Gibbs free energy (G) is a thermodynamic potential that can predict the spontaneity of a process. The relationship between Gibbs free energy, enthalpy, and entropy is given by:

ΔG = ΔH − T

**ΔG**Change in Gibbs free energy.**ΔH**: Change in enthalpy (heat content) of the system.**T**: Absolute temperature in Kelvin.**ΔS**: Change in entropy of the system.

**Conditions for Spontaneity:**

**ΔG < 0**: The process is spontaneous.**ΔG = 0**: The system is in equilibrium.**ΔG > 0**: The process is non-spontaneous.

### 3. Heat Exchange and Entropy

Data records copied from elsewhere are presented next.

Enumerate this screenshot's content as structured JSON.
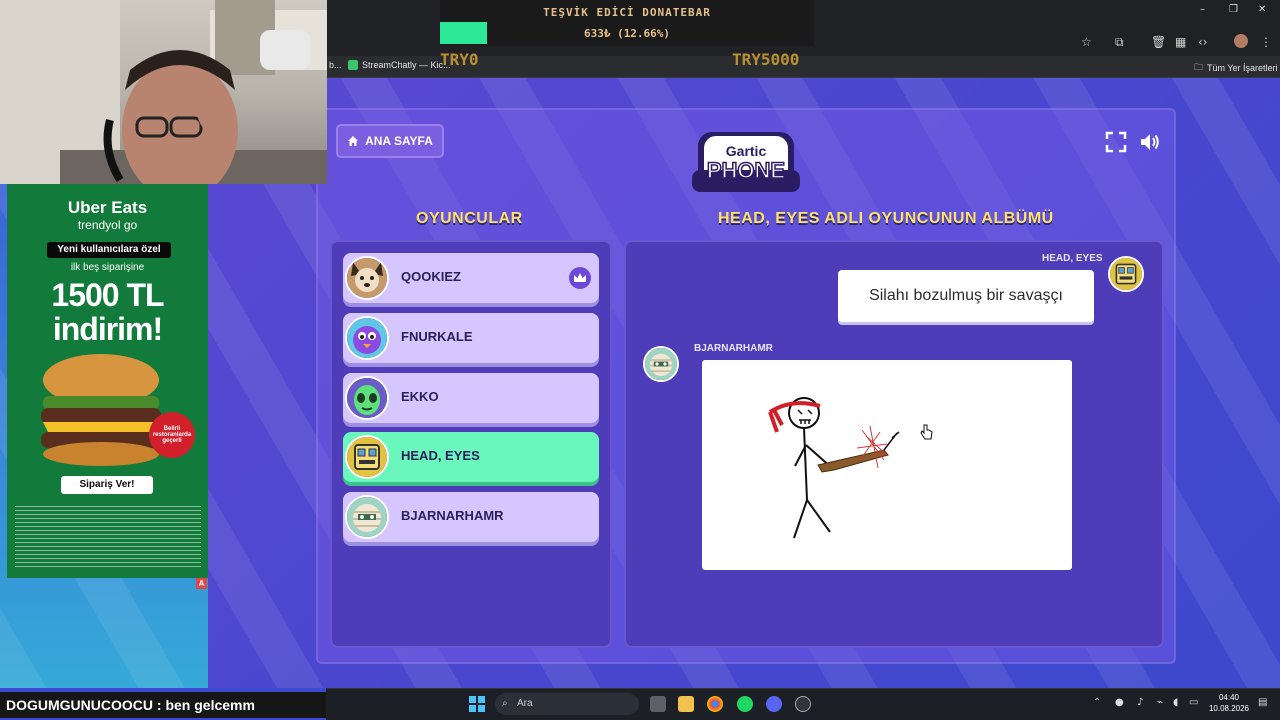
{
  "browser": {
    "bookmarks": [
      {
        "label": "StreamChatly — Kic...",
        "icon": "streamchatly-icon"
      },
      {
        "label": "Tüm Yer İşaretleri",
        "icon": "folder-icon"
      }
    ],
    "bookmark_prefix": "b..."
  },
  "donation": {
    "title": "TEŞVİK EDİCİ DONATEBAR",
    "amount": "633₺ (12.66%)",
    "progress": 0.1266,
    "min_label": "TRY0",
    "max_label": "TRY5000",
    "bar_color": "#2ee89a"
  },
  "game": {
    "home_button": "ANA SAYFA",
    "logo_top": "Gartic",
    "logo_bottom": "PHONE",
    "players_title": "OYUNCULAR",
    "album_title": "HEAD, EYES ADLI OYUNCUNUN ALBÜMÜ",
    "players": [
      {
        "name": "QOOKIEZ",
        "host": true,
        "active": false,
        "avatar": "dog"
      },
      {
        "name": "FNURKALE",
        "host": false,
        "active": false,
        "avatar": "bird"
      },
      {
        "name": "EKKO",
        "host": false,
        "active": false,
        "avatar": "alien"
      },
      {
        "name": "HEAD, EYES",
        "host": false,
        "active": true,
        "avatar": "robot"
      },
      {
        "name": "BJARNARHAMR",
        "host": false,
        "active": false,
        "avatar": "mummy"
      }
    ],
    "album": {
      "prompt_author": "HEAD, EYES",
      "prompt_text": "Silahı bozulmuş bir savaşçı",
      "drawing_author": "BJARNARHAMR"
    }
  },
  "ad": {
    "brand_line1": "Uber Eats",
    "brand_line2": "trendyol go",
    "pill": "Yeni kullanıcılara özel",
    "sub": "ilk beş siparişine",
    "big_line1": "1500 TL",
    "big_line2": "indirim!",
    "badge": "Belirli restoranlarda geçerli",
    "cta": "Sipariş Ver!",
    "mark": "A"
  },
  "chat": {
    "user": "DOGUMGUNUCOOCU",
    "message": "ben gelcemm"
  },
  "taskbar": {
    "search_placeholder": "Ara",
    "time": "04:40",
    "date": "10.08.2026"
  }
}
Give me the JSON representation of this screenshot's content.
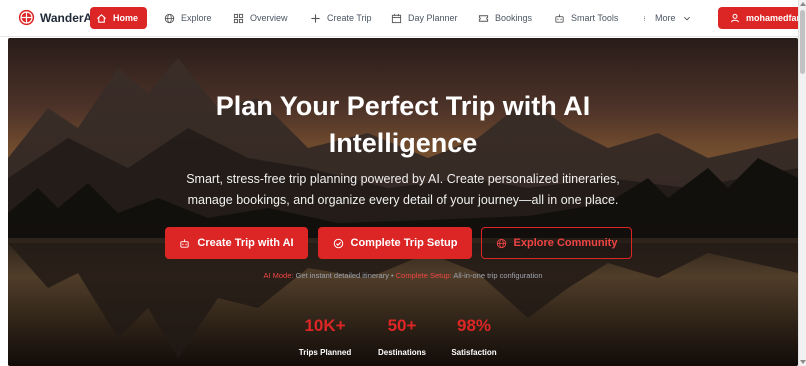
{
  "app": {
    "name": "WanderAI"
  },
  "nav": {
    "items": [
      {
        "label": "Home",
        "icon": "home-icon",
        "active": true
      },
      {
        "label": "Explore",
        "icon": "globe-icon"
      },
      {
        "label": "Overview",
        "icon": "grid-icon"
      },
      {
        "label": "Create Trip",
        "icon": "plus-icon"
      },
      {
        "label": "Day Planner",
        "icon": "calendar-icon"
      },
      {
        "label": "Bookings",
        "icon": "ticket-icon"
      },
      {
        "label": "Smart Tools",
        "icon": "robot-icon"
      },
      {
        "label": "More",
        "icon": "more-icon"
      }
    ],
    "user": {
      "label": "mohamedfarhan",
      "icon": "user-icon"
    }
  },
  "hero": {
    "title_line1": "Plan Your Perfect Trip with AI",
    "title_line2": "Intelligence",
    "subtitle_line1": "Smart, stress-free trip planning powered by AI. Create personalized itineraries,",
    "subtitle_line2": "manage bookings, and organize every detail of your journey—all in one place.",
    "buttons": {
      "create": "Create Trip with AI",
      "setup": "Complete Trip Setup",
      "community": "Explore Community"
    },
    "hint": {
      "ai_mode": "AI Mode:",
      "ai_text": "Get instant detailed itinerary •",
      "setup": "Complete Setup:",
      "setup_text": "All-in-one trip configuration"
    },
    "stats": [
      {
        "value": "10K+",
        "label": "Trips Planned"
      },
      {
        "value": "50+",
        "label": "Destinations"
      },
      {
        "value": "98%",
        "label": "Satisfaction"
      }
    ]
  },
  "colors": {
    "accent": "#dc2626",
    "nav_bg": "#ffffff",
    "text": "#1f2937"
  }
}
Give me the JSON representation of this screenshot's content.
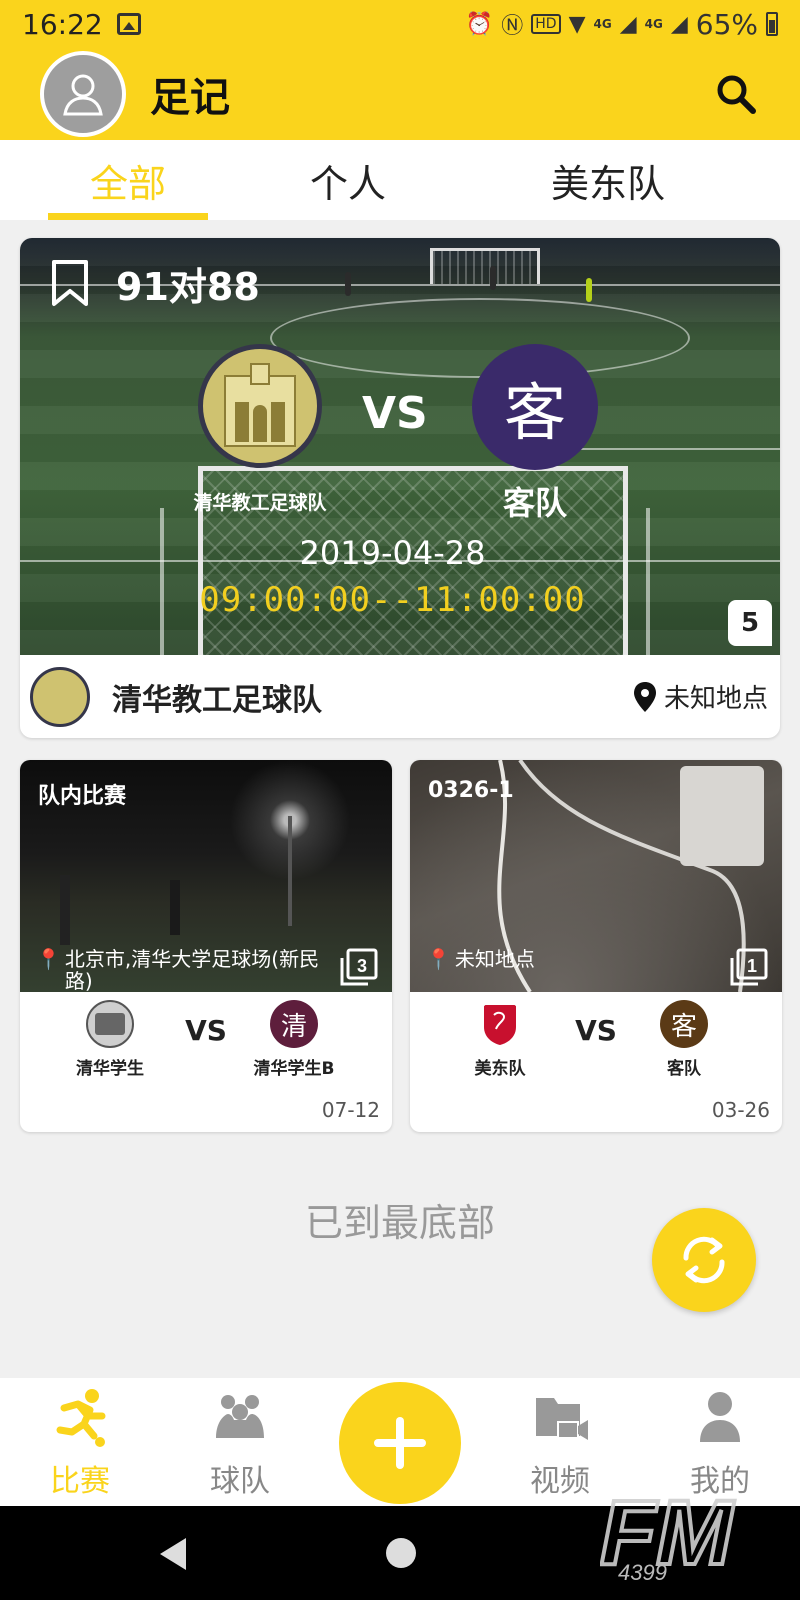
{
  "status_bar": {
    "time": "16:22",
    "net_1": "4G",
    "net_2": "4G",
    "battery": "65%"
  },
  "header": {
    "title": "足记"
  },
  "tabs": [
    {
      "label": "全部",
      "active": true
    },
    {
      "label": "个人"
    },
    {
      "label": "美东队"
    }
  ],
  "featured_match": {
    "title": "91对88",
    "home_team": "清华教工足球队",
    "vs": "VS",
    "away_team": "客队",
    "away_badge": "客",
    "date": "2019-04-28",
    "time_range": "09:00:00--11:00:00",
    "photo_count": "5",
    "owner_team": "清华教工足球队",
    "location": "未知地点"
  },
  "matches": [
    {
      "title": "队内比赛",
      "location": "北京市,清华大学足球场(新民路)",
      "photo_count": "3",
      "home": "清华学生",
      "vs": "VS",
      "away": "清华学生B",
      "away_badge": "清",
      "date": "07-12"
    },
    {
      "title": "0326-1",
      "location": "未知地点",
      "photo_count": "1",
      "home": "美东队",
      "vs": "VS",
      "away": "客队",
      "away_badge": "客",
      "date": "03-26"
    }
  ],
  "end_text": "已到最底部",
  "bottom_nav": [
    {
      "label": "比赛",
      "icon": "runner-icon",
      "active": true
    },
    {
      "label": "球队",
      "icon": "team-icon"
    },
    {
      "label": "视频",
      "icon": "video-folder-icon"
    },
    {
      "label": "我的",
      "icon": "person-icon"
    }
  ],
  "watermark": {
    "brand": "FM",
    "sub": "4399"
  },
  "colors": {
    "accent": "#fad41c",
    "time_digits": "#f2cf1f",
    "away_purple": "#3a2a6a",
    "maroon": "#5e1e3c"
  }
}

The change in entropy of the surroundings is often related to the heat exchange between the system and the surroundings.

#### Formula:

\(\Delta S_{\text{surroundings}} = -\frac{q_{\text{system}}}{T}\)

**q**_{system:}Heat absorbed or released by the system.**T**: Absolute temperature in Kelvin.

A process that releases heat (q_{system} < 0) increases the entropy of the surroundings, while a process that absorbs heat (q_{system} > 0) decreases the entropy of the surroundings.

### 4. Entropy and the Arrow of Time

Entropy is often associated with the arrow of time. The increase in entropy provides a direction to time, indicating that time naturally progresses in the direction in which entropy increases. This concept explains why certain processes, like the mixing of gases or the melting of ice, occur naturally in one direction but not in the reverse direction.

### 5. Examples in Nature

**Ice Melting**: When ice melts to form water, the system’s entropy increases as the rigid structure of ice breaks down into the more disordered liquid state. The heat absorbed from the surroundings decreases the surroundings’ entropy, but the overall entropy of the universe increases.**Combustion**: During combustion, complex fuel molecules break down into simpler molecules like CO_{2}_{}and H_{2}O, increasing the system’s entropy. The heat released increases the entropy of the surroundings, ensuring a positive ΔS_{universe}.**Biological Processes**: In living organisms, local decreases in entropy (like the formation of ordered structures) are compensated by increases in the entropy of the surroundings, ensuring that the total entropy of the universe increases.